◆ **What the exercise asks**
Once you have read the records below, restate them word for word.

[Opening Data under study section]

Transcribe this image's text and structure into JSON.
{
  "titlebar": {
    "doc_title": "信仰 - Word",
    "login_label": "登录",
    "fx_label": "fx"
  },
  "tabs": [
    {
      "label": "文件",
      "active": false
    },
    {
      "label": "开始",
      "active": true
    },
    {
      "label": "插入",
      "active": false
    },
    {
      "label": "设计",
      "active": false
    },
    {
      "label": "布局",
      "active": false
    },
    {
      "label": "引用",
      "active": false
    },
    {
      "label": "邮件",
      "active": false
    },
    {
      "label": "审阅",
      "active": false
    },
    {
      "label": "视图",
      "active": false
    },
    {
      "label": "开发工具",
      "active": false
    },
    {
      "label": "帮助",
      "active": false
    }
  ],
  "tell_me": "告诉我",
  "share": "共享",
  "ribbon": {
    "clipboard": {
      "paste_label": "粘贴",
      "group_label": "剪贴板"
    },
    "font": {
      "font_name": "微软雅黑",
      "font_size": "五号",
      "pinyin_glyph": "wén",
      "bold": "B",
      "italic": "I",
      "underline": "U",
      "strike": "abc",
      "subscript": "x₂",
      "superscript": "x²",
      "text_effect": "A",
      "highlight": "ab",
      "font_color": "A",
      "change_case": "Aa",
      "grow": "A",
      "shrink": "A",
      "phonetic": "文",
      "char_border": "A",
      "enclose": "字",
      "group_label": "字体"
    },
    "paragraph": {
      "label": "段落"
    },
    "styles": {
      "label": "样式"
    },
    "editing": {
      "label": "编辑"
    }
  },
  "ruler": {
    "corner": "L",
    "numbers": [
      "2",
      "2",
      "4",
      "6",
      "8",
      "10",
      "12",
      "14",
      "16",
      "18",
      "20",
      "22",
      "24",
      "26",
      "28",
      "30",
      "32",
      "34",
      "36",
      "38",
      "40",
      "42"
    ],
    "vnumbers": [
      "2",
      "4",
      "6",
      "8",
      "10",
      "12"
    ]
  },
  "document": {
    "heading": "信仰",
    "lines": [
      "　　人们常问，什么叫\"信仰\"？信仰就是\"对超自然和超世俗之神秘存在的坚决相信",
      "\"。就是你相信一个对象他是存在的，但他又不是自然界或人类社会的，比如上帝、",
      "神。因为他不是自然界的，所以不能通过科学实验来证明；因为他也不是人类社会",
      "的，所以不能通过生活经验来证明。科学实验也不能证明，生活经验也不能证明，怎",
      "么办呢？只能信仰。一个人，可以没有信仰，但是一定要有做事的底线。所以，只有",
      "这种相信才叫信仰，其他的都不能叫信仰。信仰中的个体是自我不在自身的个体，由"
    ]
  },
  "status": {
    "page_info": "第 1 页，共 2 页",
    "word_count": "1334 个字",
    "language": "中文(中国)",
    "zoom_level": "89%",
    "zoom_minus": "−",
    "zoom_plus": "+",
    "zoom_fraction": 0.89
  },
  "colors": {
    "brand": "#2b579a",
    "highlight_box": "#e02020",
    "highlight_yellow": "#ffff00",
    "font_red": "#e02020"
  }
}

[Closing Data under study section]

◆ **Your solution**
Transcribe this image's text and structure into JSON.
{
  "titlebar": {
    "doc_title": "信仰 - Word",
    "login_label": "登录",
    "fx_label": "fx"
  },
  "tabs": [
    {
      "label": "文件",
      "active": false
    },
    {
      "label": "开始",
      "active": true
    },
    {
      "label": "插入",
      "active": false
    },
    {
      "label": "设计",
      "active": false
    },
    {
      "label": "布局",
      "active": false
    },
    {
      "label": "引用",
      "active": false
    },
    {
      "label": "邮件",
      "active": false
    },
    {
      "label": "审阅",
      "active": false
    },
    {
      "label": "视图",
      "active": false
    },
    {
      "label": "开发工具",
      "active": false
    },
    {
      "label": "帮助",
      "active": false
    }
  ],
  "tell_me": "告诉我",
  "share": "共享",
  "ribbon": {
    "clipboard": {
      "paste_label": "粘贴",
      "group_label": "剪贴板"
    },
    "font": {
      "font_name": "微软雅黑",
      "font_size": "五号",
      "pinyin_glyph": "wén",
      "bold": "B",
      "italic": "I",
      "underline": "U",
      "strike": "abc",
      "subscript": "x₂",
      "superscript": "x²",
      "text_effect": "A",
      "highlight": "ab",
      "font_color": "A",
      "change_case": "Aa",
      "grow": "A",
      "shrink": "A",
      "phonetic": "文",
      "char_border": "A",
      "enclose": "字",
      "group_label": "字体"
    },
    "paragraph": {
      "label": "段落"
    },
    "styles": {
      "label": "样式"
    },
    "editing": {
      "label": "编辑"
    }
  },
  "ruler": {
    "corner": "L",
    "numbers": [
      "2",
      "2",
      "4",
      "6",
      "8",
      "10",
      "12",
      "14",
      "16",
      "18",
      "20",
      "22",
      "24",
      "26",
      "28",
      "30",
      "32",
      "34",
      "36",
      "38",
      "40",
      "42"
    ],
    "vnumbers": [
      "2",
      "4",
      "6",
      "8",
      "10",
      "12"
    ]
  },
  "document": {
    "heading": "信仰",
    "lines": [
      "　　人们常问，什么叫\"信仰\"？信仰就是\"对超自然和超世俗之神秘存在的坚决相信",
      "\"。就是你相信一个对象他是存在的，但他又不是自然界或人类社会的，比如上帝、",
      "神。因为他不是自然界的，所以不能通过科学实验来证明；因为他也不是人类社会",
      "的，所以不能通过生活经验来证明。科学实验也不能证明，生活经验也不能证明，怎",
      "么办呢？只能信仰。一个人，可以没有信仰，但是一定要有做事的底线。所以，只有",
      "这种相信才叫信仰，其他的都不能叫信仰。信仰中的个体是自我不在自身的个体，由"
    ]
  },
  "status": {
    "page_info": "第 1 页，共 2 页",
    "word_count": "1334 个字",
    "language": "中文(中国)",
    "zoom_level": "89%",
    "zoom_minus": "−",
    "zoom_plus": "+",
    "zoom_fraction": 0.89
  },
  "colors": {
    "brand": "#2b579a",
    "highlight_box": "#e02020",
    "highlight_yellow": "#ffff00",
    "font_red": "#e02020"
  }
}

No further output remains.